Video

Video Deep Under Antarctic Ice Sheet, Life!

With the end of summer in the Southern hemisphere, the Antarctic research season is over. Scientists from Northern Illinois University are back in their laboratory after a 3-month expedition on the Ross Ice Shelf, the world’s largest floating ice sheet. As VOA’s Rosanne Skirble reports, they hope to find clues to explain the dynamics of the rapidly melting ice and its impact on sea level rise.
Video

Video US-Cuba Normalization Talks Resume Friday
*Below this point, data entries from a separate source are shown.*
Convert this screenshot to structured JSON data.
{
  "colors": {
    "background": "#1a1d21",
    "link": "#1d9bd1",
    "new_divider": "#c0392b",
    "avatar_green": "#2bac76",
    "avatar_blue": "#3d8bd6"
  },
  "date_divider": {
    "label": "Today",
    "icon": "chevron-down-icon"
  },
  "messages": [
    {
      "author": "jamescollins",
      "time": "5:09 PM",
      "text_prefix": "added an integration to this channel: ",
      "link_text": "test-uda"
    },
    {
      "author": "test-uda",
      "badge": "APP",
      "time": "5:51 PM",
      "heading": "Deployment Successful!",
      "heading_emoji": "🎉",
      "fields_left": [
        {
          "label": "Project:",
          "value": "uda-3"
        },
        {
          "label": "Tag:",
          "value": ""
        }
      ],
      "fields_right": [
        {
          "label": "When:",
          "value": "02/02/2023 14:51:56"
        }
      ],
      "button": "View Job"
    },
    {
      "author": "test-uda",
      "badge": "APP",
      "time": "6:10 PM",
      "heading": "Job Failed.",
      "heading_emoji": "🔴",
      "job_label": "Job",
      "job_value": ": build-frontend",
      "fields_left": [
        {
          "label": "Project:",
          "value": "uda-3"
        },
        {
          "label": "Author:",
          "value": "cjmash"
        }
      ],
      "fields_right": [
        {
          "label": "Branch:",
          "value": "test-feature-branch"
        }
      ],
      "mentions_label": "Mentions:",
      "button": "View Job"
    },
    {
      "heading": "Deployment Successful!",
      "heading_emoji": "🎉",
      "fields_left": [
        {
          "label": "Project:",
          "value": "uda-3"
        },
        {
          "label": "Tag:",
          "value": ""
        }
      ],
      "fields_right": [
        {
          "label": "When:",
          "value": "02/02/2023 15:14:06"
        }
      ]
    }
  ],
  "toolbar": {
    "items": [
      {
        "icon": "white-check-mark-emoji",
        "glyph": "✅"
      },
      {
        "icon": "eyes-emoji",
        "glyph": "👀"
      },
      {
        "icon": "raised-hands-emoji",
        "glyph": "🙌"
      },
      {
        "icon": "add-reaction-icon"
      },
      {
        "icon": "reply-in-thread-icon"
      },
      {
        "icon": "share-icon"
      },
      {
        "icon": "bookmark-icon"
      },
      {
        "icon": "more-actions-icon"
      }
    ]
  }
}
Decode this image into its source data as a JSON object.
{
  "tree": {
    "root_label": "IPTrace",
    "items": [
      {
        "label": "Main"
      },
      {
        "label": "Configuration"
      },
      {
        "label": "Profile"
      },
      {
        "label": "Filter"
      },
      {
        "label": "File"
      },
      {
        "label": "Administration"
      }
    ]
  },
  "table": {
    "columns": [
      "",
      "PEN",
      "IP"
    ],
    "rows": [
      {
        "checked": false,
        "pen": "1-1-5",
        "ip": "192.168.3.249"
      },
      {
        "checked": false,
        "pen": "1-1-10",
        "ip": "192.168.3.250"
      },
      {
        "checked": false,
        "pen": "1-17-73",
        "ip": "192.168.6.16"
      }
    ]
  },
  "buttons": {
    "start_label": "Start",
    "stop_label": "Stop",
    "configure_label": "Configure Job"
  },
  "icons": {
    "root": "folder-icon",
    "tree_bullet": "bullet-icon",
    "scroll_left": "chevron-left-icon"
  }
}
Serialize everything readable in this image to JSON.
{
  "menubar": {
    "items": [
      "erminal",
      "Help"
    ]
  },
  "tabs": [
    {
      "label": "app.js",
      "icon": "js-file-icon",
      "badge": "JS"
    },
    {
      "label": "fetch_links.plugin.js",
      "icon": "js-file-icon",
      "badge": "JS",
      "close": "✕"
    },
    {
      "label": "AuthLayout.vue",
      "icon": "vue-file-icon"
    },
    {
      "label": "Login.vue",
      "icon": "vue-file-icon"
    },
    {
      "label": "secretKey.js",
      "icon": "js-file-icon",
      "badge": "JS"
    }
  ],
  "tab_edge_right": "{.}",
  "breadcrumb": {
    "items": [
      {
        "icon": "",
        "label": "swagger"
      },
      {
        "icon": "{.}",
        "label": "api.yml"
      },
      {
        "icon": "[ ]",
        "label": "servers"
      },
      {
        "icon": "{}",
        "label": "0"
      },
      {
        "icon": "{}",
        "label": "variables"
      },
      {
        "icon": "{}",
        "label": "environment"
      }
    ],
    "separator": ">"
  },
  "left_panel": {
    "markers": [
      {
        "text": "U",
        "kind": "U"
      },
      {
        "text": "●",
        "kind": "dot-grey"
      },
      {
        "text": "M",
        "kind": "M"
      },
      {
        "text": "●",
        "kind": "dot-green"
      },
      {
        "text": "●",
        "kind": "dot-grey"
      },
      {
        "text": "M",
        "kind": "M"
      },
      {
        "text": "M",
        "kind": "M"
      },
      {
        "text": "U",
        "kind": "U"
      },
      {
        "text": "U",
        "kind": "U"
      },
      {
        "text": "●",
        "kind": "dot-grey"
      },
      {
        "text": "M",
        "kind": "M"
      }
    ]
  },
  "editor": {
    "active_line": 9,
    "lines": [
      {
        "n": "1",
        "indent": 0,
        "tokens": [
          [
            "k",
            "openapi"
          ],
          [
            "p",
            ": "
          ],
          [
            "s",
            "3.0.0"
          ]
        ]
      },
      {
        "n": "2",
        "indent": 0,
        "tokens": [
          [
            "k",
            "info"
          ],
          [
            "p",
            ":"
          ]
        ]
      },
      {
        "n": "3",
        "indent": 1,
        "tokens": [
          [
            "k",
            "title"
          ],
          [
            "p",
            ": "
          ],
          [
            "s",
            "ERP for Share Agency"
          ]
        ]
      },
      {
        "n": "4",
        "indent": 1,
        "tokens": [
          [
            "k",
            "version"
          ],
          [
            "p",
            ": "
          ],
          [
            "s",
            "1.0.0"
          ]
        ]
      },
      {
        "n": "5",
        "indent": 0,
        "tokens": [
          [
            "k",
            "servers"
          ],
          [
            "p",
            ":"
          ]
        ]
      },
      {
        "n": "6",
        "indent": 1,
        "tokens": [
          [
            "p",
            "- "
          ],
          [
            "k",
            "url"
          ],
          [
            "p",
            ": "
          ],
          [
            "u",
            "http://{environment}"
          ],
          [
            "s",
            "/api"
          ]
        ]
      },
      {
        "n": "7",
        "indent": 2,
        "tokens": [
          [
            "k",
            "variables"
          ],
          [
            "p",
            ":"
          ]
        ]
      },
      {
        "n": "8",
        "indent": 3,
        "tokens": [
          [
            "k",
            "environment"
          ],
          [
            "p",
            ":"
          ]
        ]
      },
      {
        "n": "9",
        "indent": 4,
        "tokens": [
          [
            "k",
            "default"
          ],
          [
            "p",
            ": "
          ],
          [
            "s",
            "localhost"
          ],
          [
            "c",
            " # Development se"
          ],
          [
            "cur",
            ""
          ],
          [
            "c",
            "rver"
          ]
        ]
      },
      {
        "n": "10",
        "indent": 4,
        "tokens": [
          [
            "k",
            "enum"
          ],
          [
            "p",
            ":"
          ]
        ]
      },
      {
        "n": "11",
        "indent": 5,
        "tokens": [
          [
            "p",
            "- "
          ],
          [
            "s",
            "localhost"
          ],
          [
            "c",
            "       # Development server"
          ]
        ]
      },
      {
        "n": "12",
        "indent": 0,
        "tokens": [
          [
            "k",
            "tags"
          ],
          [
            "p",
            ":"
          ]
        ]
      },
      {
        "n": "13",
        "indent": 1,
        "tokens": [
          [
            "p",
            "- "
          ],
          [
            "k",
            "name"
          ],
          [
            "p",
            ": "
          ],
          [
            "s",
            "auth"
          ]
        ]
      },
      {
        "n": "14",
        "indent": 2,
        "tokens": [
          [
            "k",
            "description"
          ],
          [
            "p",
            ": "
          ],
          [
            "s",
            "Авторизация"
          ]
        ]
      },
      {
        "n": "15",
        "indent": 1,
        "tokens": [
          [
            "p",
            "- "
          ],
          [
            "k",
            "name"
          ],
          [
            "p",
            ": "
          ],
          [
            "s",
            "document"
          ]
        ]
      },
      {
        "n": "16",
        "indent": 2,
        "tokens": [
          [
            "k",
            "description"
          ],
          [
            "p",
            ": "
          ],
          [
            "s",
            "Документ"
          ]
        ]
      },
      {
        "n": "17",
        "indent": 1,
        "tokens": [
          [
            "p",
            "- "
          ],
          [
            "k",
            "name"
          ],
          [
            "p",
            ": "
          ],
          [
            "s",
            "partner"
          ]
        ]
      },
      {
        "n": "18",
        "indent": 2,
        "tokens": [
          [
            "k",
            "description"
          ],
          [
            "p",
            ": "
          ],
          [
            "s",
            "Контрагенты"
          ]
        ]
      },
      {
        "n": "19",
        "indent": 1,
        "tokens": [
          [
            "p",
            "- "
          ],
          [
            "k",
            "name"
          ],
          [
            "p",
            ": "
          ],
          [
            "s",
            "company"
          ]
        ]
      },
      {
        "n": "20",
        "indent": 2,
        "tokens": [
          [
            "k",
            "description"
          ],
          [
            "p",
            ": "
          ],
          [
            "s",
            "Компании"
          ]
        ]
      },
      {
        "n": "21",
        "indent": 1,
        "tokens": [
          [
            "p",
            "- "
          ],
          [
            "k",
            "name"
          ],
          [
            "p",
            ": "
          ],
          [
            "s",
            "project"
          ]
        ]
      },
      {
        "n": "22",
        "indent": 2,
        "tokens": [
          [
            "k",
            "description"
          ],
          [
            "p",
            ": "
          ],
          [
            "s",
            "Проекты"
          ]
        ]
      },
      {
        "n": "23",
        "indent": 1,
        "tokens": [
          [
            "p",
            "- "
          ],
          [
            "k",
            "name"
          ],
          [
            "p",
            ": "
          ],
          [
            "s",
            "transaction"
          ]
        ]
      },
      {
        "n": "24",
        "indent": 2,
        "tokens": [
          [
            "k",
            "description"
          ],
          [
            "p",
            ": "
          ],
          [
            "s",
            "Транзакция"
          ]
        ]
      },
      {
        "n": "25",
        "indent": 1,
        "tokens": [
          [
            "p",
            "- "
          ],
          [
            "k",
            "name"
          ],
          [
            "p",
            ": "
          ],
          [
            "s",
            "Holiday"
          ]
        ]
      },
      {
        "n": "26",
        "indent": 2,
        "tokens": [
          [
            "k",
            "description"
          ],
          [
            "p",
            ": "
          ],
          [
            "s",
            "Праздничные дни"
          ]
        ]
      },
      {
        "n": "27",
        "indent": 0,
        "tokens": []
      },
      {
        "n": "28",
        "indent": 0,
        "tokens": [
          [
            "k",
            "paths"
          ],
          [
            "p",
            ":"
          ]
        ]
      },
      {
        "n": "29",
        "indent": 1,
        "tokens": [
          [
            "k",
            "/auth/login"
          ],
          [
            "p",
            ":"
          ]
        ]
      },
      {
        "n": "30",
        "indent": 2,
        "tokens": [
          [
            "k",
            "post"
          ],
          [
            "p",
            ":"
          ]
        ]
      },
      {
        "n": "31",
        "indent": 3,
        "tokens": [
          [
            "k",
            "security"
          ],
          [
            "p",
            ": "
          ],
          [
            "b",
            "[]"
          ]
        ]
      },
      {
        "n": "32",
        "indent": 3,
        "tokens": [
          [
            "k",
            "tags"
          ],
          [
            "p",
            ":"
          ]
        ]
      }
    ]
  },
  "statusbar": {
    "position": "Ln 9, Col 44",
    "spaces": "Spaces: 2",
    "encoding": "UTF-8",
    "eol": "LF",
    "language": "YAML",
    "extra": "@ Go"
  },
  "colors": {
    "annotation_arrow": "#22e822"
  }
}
Negotiations aimed at normalizing diplomatic relations between the U.S. and Cuba resume Friday. On the table: lifting a half-century trade embargo and easing banking and travel restrictions. There's opposition in Congress, but some analysts say there may be sufficient political and economic incentives in both nations for a potential breakthrough this year. VOA's Mil Arcega reports.
Video

Video Pakistan's Deadline For SIM Registration Has Cellphone Users Scrambling

Pakistani cell phone users have until midnight Thursday to register their SIM cards, or their service will be cut off. While some privacy experts worry about government intrusion, many Pakistanis are just worried about keeping their phone lines open. VOA Deewa reporter Arshad Muhmand has more from Peshawar.
Video

Video Myanmar Warns Factory Workers to End Strikes

Outside Myanmar's main city Yangon, thousands of workers walked off their jobs earlier this month demanding a doubling of their wages, pay raises after a year and input from labor unions on industrial regulations. Since Friday, the standoff has grown more tense as police moved in to disrupt the sit-ins, resulting in clashes that injured people from both sides. VOA correspondent Steve Herman visited industrial zones which have become a focus of Myanmar's fledgling workers rights movement.
Video

Video Oscar Winners Do More Than Thank the Academy

The Academy Awards presentation is Hollywood’s night to reward the best movies from the previous year. It’s typically a lot of glitter, a lot of thank you’s, a lot of speeches. But many of this year’s speeches carried messages beyond the thank you's. VOA’s Carolyn Presutti takes a look.

All About America

Circumventing Censorship

An Internet Primer for Healthy Web Habits

As surveillance and censoring technologies advance, so, too, do new tools for your computer or mobile device that help protect your privacy and break through Internet censorship.
More